Children have often to walk several kilometers to go to school. Here, in the background, the school and in the foreground four children waiting the time to go to school. When there are not enough schools, half of the children go to school in the morning and the other half in the afternoon. Tunisia is trying to improve this, but in the poorest part of the country, I am not sure that there is now school all day long for everybody.
The minaret of the mosque is topped by a coupola built on a four way arched terrace. It is from this terrace that the "muezzin" calls for the prier, five times every day, saying verses from the Koran. Now, there is usually a loud speaker.
This is the cemetery around the marabout. Grave are completely unsophisticated, as required by Islam. The grave of a man is signaled by one standing stone, the grave of a woman by two standing stones. This part of the cemetery shows only men graves. In the foreground, a freshly dug grave, covered with stones. Along the time, plants grow on the grave and the standing stone is the only thing that can be seen.
This is a close up on the small building in the plain, seen from the village (previous tip). Even when you are close, it is small. It is one of this numerous "marabout" that you find in Tunisia. On a previous tip, 5 of them could be seen as little dots on the picture. If you enlarge the photo, you will see that it is surrounded by the cemetery. Each marabout is built to honor a saint. In the largest one, a family lives and takes care of the marabout, leaving on the donations given by visitors.
The mosque is the only white building of the village. On this photography, it is seen from the upper part of the village and it shows that, clutched at mid height of the hill, it overhangs the plain.
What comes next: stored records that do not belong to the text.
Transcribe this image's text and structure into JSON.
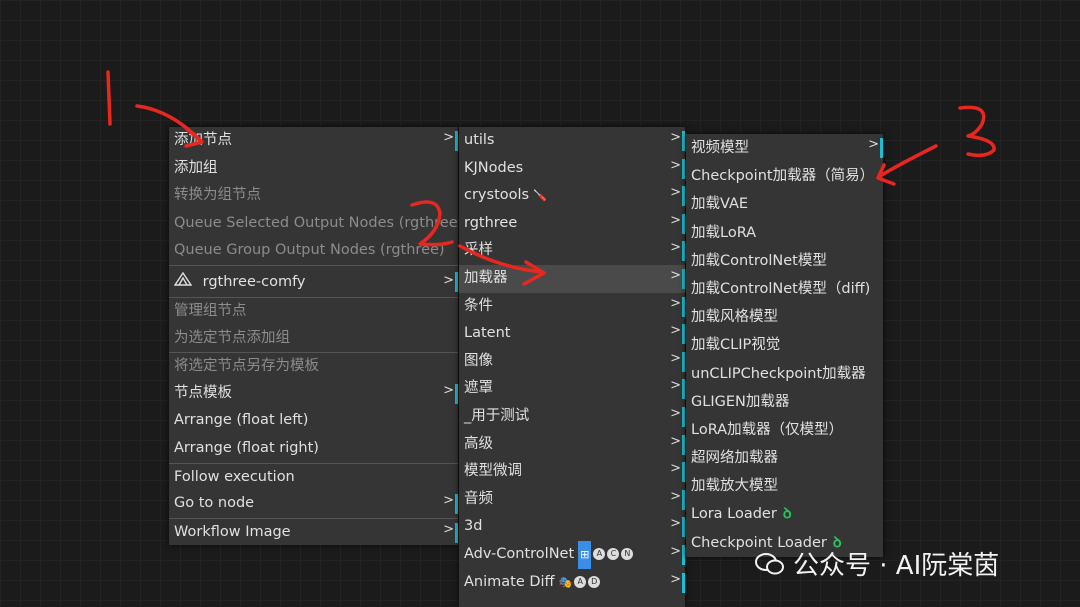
{
  "menu1": {
    "items": [
      {
        "label": "添加节点",
        "submenu": true,
        "bar": true
      },
      {
        "label": "添加组"
      },
      {
        "label": "转换为组节点",
        "disabled": true
      },
      {
        "label": "Queue Selected Output Nodes (rgthree)",
        "disabled": true
      },
      {
        "label": "Queue Group Output Nodes (rgthree)",
        "disabled": true
      },
      {
        "label": "rgthree-comfy",
        "submenu": true,
        "bar": true,
        "icon": "rgthree-logo-icon"
      },
      {
        "label": "管理组节点",
        "disabled": true
      },
      {
        "label": "为选定节点添加组",
        "disabled": true
      },
      {
        "label": "将选定节点另存为模板",
        "disabled": true
      },
      {
        "label": "节点模板",
        "submenu": true,
        "bar": true
      },
      {
        "label": "Arrange (float left)"
      },
      {
        "label": "Arrange (float right)"
      },
      {
        "label": "Follow execution"
      },
      {
        "label": "Go to node",
        "submenu": true,
        "bar": true
      },
      {
        "label": "Workflow Image",
        "submenu": true,
        "bar": true
      }
    ]
  },
  "menu2": {
    "items": [
      {
        "label": "utils"
      },
      {
        "label": "KJNodes"
      },
      {
        "label": "crystools",
        "emoji": "🪛"
      },
      {
        "label": "rgthree"
      },
      {
        "label": "采样"
      },
      {
        "label": "加载器",
        "active": true
      },
      {
        "label": "条件"
      },
      {
        "label": "Latent"
      },
      {
        "label": "图像"
      },
      {
        "label": "遮罩"
      },
      {
        "label": "_用于测试"
      },
      {
        "label": "高级"
      },
      {
        "label": "模型微调"
      },
      {
        "label": "音频"
      },
      {
        "label": "3d"
      },
      {
        "label": "Adv-ControlNet",
        "badges": [
          "A",
          "C",
          "N"
        ]
      },
      {
        "label": "Animate Diff",
        "badges": [
          "A",
          "D"
        ]
      }
    ]
  },
  "menu3": {
    "items": [
      {
        "label": "视频模型",
        "submenu": true
      },
      {
        "label": "Checkpoint加载器（简易）"
      },
      {
        "label": "加载VAE"
      },
      {
        "label": "加载LoRA"
      },
      {
        "label": "加载ControlNet模型"
      },
      {
        "label": "加载ControlNet模型（diff)"
      },
      {
        "label": "加载风格模型"
      },
      {
        "label": "加载CLIP视觉"
      },
      {
        "label": "unCLIPCheckpoint加载器"
      },
      {
        "label": "GLIGEN加载器"
      },
      {
        "label": "LoRA加载器（仅模型）"
      },
      {
        "label": "超网络加载器"
      },
      {
        "label": "加载放大模型"
      },
      {
        "label": "Lora Loader",
        "icon": "green-loop-icon"
      },
      {
        "label": "Checkpoint Loader",
        "icon": "green-loop-icon"
      }
    ]
  },
  "annotations": [
    "1",
    "2",
    "3"
  ],
  "watermark": {
    "text": "公众号 · AI阮棠茵"
  },
  "colors": {
    "accent_bar": "#19bfd4",
    "annotation": "#e8271f",
    "icon_green": "#29c45b"
  }
}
If you enlarge the picture, you will see on the left of the minaret, as small white building (see next tip).
When you get closer to Douirat, you see that what looked like a cliff is actually the highest part of the village. The cliff has been carved and the extracted material have been used to build the outer part of the houses ! This is why they melt so completely into the landscape !
At first, Douirat seems much less impressive than Chenini. It shows only two rows of houses under a cliff and a white mosque in the middle. If you enlarge the picture, you will see in the plain but right at the foot of the hill 5 small buildings. They are "marabout" (see following tips).
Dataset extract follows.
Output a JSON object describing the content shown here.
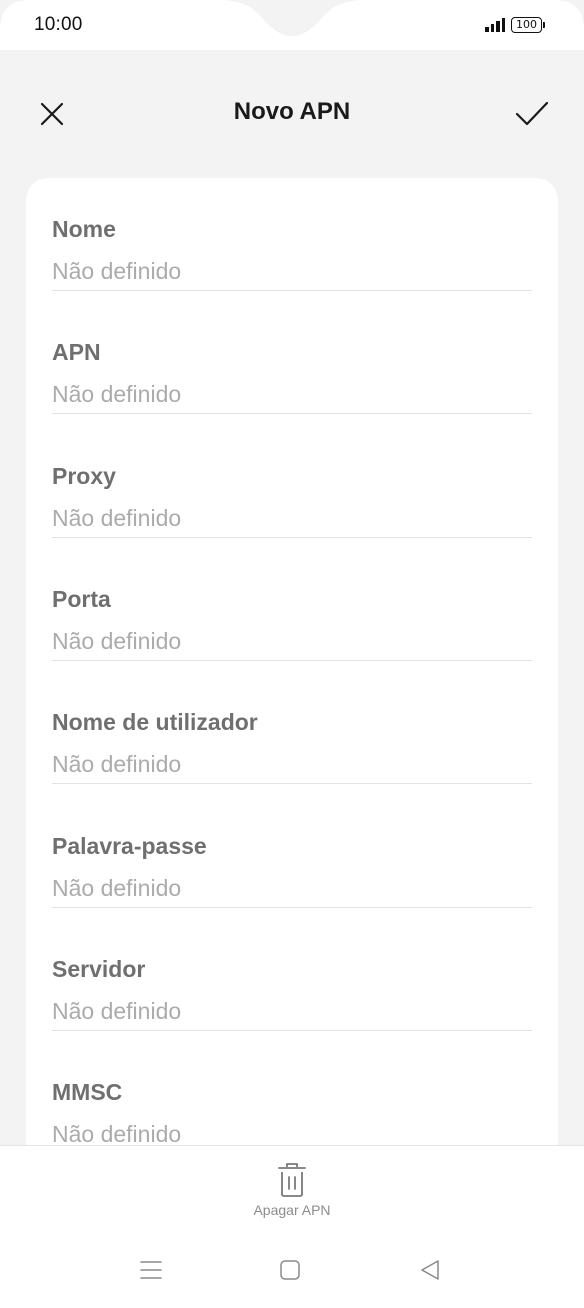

Still between Chenini and Douirat, it seems to be laundry day. Linen and clothes are washed at a spring where water is kept in several basins. The drying takes place at the same place. Everything is spread on the rocky soil, and makes amazing color dots on the mountain. They will be soon completely dry.
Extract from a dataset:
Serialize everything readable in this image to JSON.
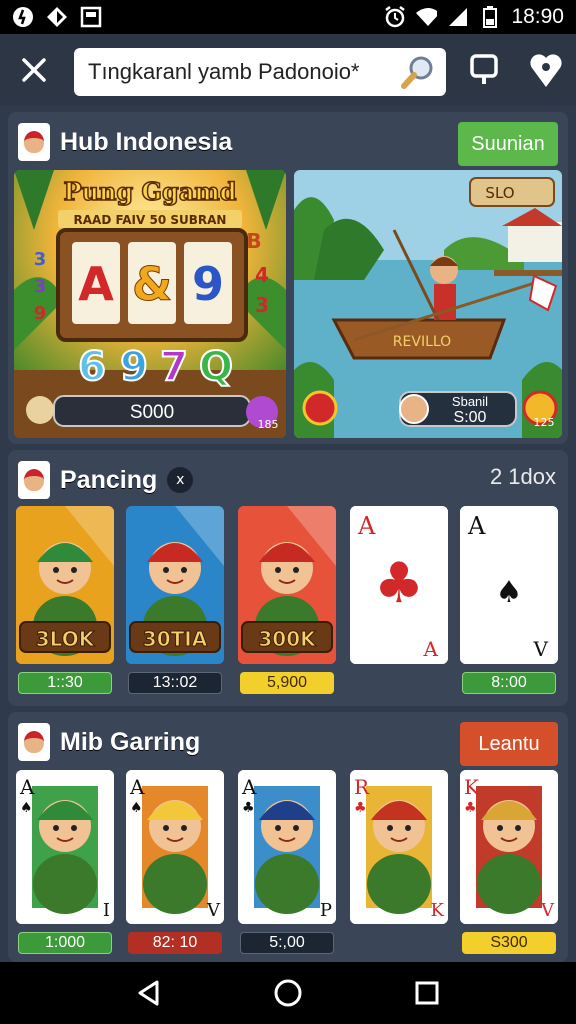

On the trail from Chenini to Douiret, this woman wears a red garment with dark stripes and wide whitish shale. She is leading a donkey holding several metal tanks to get water. Note that, though the trail is rocky, she is walking bare foot.
This close-up on a part of the highest part of the village shows that most houses are in bad condition, as they are no more inhabited. Water is in the plain and women have to bring it to their house. No wonder that the lowest houses remains inhabited while the upper are almost abandoned.
The houses, the walls and the soil have all the same reddish color, which is not a surprise as all the material to build the houses have been collected locally, in the close neighbourhood. A lane winds up to the top of the village, under a burning sun.
Suddenly, behind a bend of the winding and rocky trail, the village of Chenini appears. It is clutched to the mountain, on several levels. Each row corresponds to a narrow path between the houses. It is almost looking like some ruined and huge castle.
This close-up on the same spot shows better the various crops : several "betoum", giving pistachios, a few fig trees, smaller and greener and a few palm trees. The ground level is mostly occupied by wheat or barley, sometimes alfalfa for the cattle.
This photography shows this small unsophisticated dams can improve the crops : everything is dry (though this was taken in late March) except the small flat areas behind the dams. Another crop are pistachios, grown on the "betoum", the round shaped trees that can be seen on this picture.
This is a typical countryside of the Dahar plateau. A small valley is barred by several small dams made of crude stones. When it is raining in late winter and early spring, they will keep some of the water and allow some farming : palm tress, wheat or barley.